■ **Data section**:
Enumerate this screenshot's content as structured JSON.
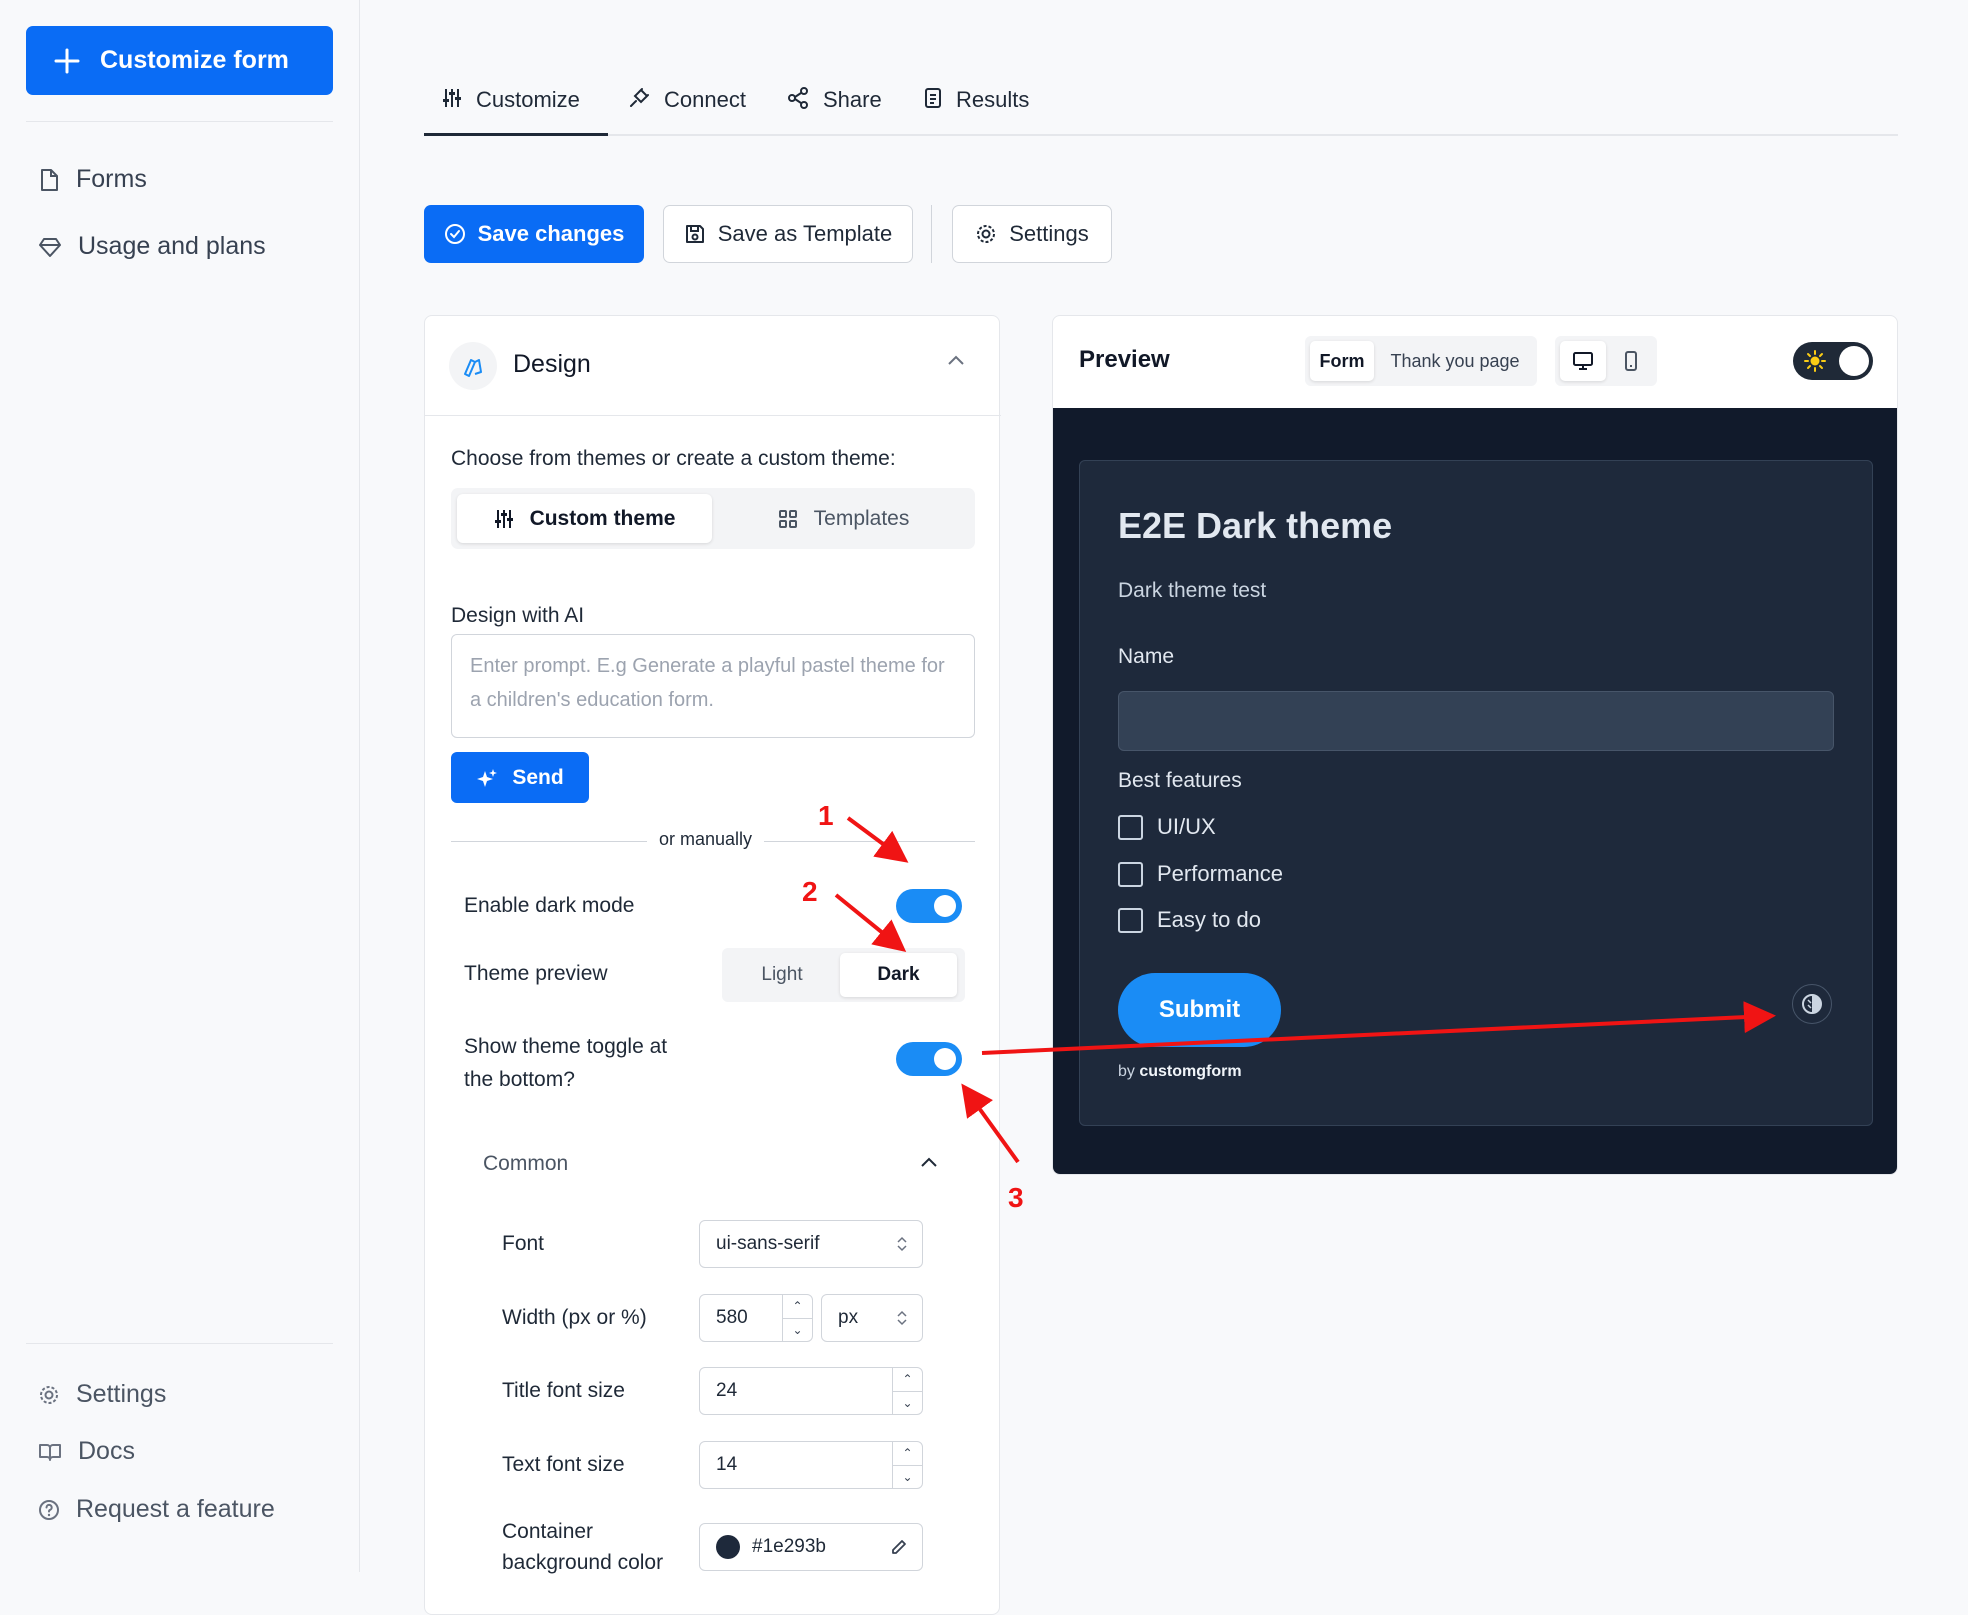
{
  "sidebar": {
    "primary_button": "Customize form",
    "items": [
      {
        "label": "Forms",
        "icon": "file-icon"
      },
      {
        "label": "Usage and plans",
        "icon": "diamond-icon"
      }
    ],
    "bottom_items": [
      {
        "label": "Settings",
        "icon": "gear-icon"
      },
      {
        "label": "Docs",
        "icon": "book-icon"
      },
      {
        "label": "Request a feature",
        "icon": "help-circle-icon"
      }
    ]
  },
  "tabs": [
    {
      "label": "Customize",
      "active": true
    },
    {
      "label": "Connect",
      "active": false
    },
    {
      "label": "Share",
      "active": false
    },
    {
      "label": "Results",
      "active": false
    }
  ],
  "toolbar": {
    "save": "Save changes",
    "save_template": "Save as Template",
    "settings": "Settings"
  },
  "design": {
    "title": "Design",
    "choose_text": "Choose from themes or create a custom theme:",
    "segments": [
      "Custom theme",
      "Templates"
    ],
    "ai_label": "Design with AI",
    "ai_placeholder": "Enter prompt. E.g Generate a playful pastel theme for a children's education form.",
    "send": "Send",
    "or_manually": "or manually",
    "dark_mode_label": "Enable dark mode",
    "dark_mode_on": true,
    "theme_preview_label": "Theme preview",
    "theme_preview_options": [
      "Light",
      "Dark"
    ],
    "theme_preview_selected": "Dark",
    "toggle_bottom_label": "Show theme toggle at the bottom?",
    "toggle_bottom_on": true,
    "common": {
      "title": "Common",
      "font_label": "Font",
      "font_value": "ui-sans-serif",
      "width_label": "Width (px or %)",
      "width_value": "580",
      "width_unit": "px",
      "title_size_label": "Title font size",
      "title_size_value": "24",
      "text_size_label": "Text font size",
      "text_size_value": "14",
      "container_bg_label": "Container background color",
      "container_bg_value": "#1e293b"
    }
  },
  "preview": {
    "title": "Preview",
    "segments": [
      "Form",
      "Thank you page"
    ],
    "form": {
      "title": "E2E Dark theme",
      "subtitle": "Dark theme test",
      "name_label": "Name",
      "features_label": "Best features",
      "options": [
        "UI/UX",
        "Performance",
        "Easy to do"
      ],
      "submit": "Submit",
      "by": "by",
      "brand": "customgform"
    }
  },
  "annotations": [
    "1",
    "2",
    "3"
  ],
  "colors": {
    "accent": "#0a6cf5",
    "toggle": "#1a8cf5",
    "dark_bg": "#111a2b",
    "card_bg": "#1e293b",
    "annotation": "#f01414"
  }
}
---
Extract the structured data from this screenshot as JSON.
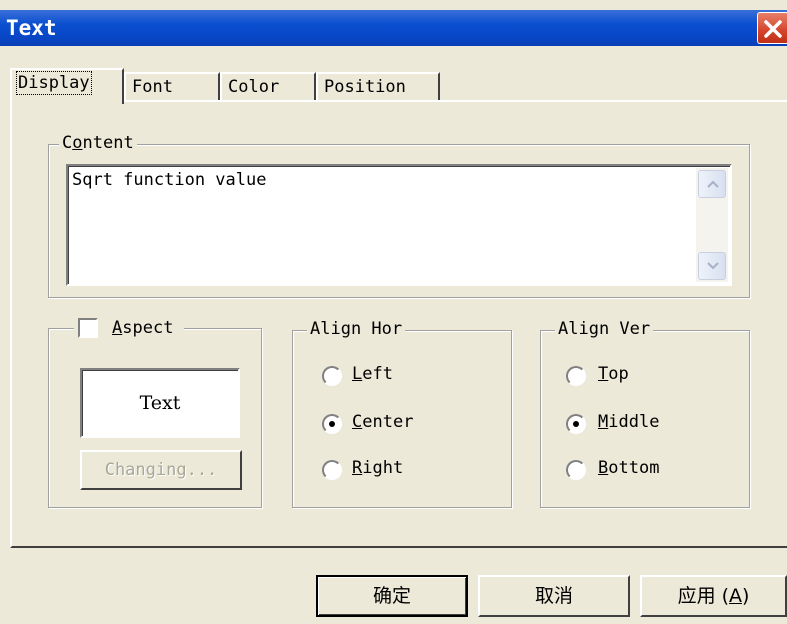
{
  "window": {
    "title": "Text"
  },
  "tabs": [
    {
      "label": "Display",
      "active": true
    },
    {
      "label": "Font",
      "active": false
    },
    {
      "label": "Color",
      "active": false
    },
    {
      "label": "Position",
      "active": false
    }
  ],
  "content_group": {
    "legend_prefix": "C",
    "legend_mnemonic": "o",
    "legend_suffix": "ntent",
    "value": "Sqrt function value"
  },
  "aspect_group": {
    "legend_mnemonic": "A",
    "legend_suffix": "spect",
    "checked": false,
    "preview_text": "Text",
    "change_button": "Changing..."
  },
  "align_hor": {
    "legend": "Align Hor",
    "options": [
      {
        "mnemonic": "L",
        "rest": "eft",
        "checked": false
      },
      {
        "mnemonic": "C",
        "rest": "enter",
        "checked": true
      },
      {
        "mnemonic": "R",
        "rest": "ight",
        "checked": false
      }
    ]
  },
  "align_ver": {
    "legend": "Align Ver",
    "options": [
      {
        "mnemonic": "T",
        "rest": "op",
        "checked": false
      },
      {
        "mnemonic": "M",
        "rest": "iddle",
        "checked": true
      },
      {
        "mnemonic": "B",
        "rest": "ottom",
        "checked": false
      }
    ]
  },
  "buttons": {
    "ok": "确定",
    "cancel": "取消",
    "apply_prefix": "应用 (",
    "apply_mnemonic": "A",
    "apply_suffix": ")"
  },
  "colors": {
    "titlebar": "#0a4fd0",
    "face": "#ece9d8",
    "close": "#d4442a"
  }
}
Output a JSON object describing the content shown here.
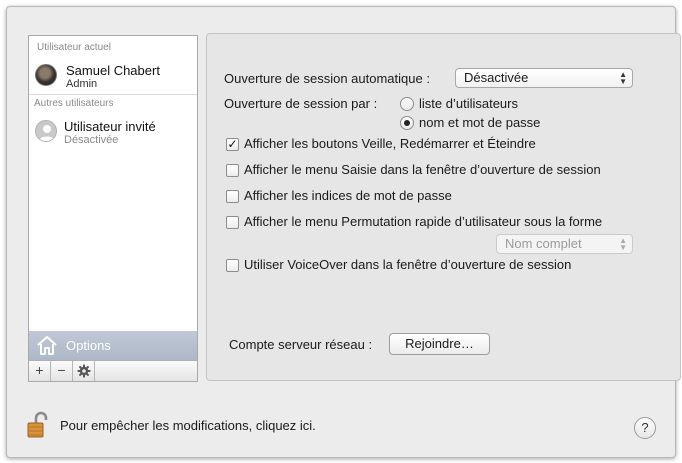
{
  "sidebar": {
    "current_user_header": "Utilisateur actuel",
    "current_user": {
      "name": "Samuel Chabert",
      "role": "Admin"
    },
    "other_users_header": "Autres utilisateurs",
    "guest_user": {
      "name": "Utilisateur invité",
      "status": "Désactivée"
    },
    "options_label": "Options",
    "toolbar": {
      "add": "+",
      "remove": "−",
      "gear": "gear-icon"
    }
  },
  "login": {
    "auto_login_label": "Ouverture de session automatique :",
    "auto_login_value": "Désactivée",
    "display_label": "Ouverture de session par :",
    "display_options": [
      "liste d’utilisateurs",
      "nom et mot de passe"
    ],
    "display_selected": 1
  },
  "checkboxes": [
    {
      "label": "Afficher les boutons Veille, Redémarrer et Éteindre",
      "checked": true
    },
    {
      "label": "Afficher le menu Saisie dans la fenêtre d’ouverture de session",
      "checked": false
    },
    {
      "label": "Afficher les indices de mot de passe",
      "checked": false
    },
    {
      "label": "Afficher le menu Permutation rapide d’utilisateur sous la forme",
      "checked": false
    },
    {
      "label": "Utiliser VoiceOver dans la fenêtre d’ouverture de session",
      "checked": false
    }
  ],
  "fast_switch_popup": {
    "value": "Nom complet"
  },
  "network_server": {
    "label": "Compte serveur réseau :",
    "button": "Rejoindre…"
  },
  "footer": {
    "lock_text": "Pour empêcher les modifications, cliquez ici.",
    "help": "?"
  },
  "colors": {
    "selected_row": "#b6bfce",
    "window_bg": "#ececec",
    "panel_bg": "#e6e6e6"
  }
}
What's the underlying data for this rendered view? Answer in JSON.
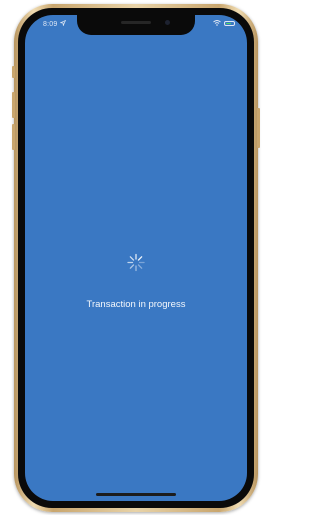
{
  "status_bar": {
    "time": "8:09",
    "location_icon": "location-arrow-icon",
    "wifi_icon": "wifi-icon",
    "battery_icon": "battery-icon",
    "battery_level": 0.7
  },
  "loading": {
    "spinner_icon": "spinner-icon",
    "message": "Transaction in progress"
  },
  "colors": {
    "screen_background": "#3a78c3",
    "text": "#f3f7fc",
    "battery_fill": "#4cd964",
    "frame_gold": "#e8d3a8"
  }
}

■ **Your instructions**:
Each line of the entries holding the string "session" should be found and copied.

■ **Response box**:
    "auto_login_label": "Ouverture de session automatique :",
    "display_label": "Ouverture de session par :",
      "label": "Afficher le menu Saisie dans la fenêtre d’ouverture de session",
      "label": "Utiliser VoiceOver dans la fenêtre d’ouverture de session",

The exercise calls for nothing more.